Stored entries:
§ §

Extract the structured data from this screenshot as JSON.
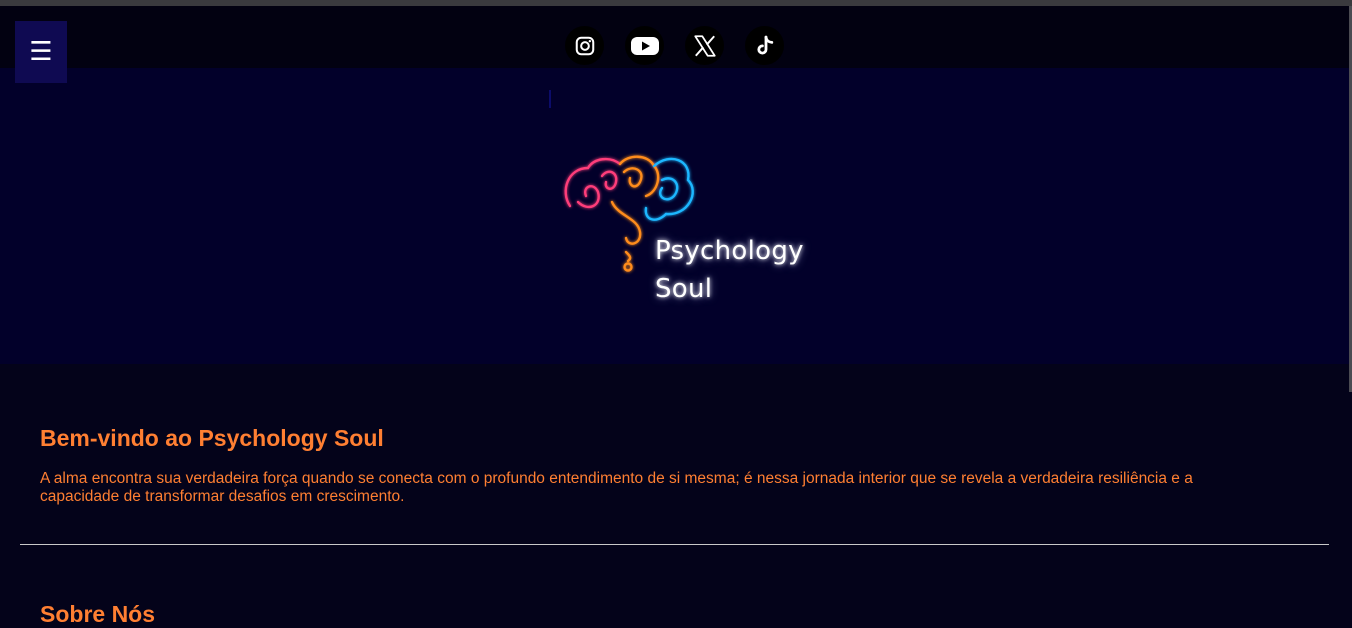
{
  "colors": {
    "page_background": "#04031a",
    "hero_background": "#02002a",
    "menu_button": "#0f0a52",
    "accent_orange": "#ff7f32",
    "divider": "#c9c9c9"
  },
  "header": {
    "menu_icon": "☰",
    "social_links": [
      {
        "icon": "instagram-icon"
      },
      {
        "icon": "youtube-icon"
      },
      {
        "icon": "x-icon"
      },
      {
        "icon": "tiktok-icon"
      }
    ]
  },
  "hero": {
    "logo_line1": "Psychology",
    "logo_line2": "Soul"
  },
  "welcome": {
    "title": "Bem-vindo ao Psychology Soul",
    "text": "A alma encontra sua verdadeira força quando se conecta com o profundo entendimento de si mesma; é nessa jornada interior que se revela a verdadeira resiliência e a capacidade de transformar desafios em crescimento."
  },
  "next_section": {
    "title": "Sobre Nós"
  }
}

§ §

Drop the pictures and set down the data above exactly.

Your response »
Extract the structured data from this screenshot as JSON.
{
  "colors": {
    "page_background": "#04031a",
    "hero_background": "#02002a",
    "menu_button": "#0f0a52",
    "accent_orange": "#ff7f32",
    "divider": "#c9c9c9"
  },
  "header": {
    "menu_icon": "☰",
    "social_links": [
      {
        "icon": "instagram-icon"
      },
      {
        "icon": "youtube-icon"
      },
      {
        "icon": "x-icon"
      },
      {
        "icon": "tiktok-icon"
      }
    ]
  },
  "hero": {
    "logo_line1": "Psychology",
    "logo_line2": "Soul"
  },
  "welcome": {
    "title": "Bem-vindo ao Psychology Soul",
    "text": "A alma encontra sua verdadeira força quando se conecta com o profundo entendimento de si mesma; é nessa jornada interior que se revela a verdadeira resiliência e a capacidade de transformar desafios em crescimento."
  },
  "next_section": {
    "title": "Sobre Nós"
  }
}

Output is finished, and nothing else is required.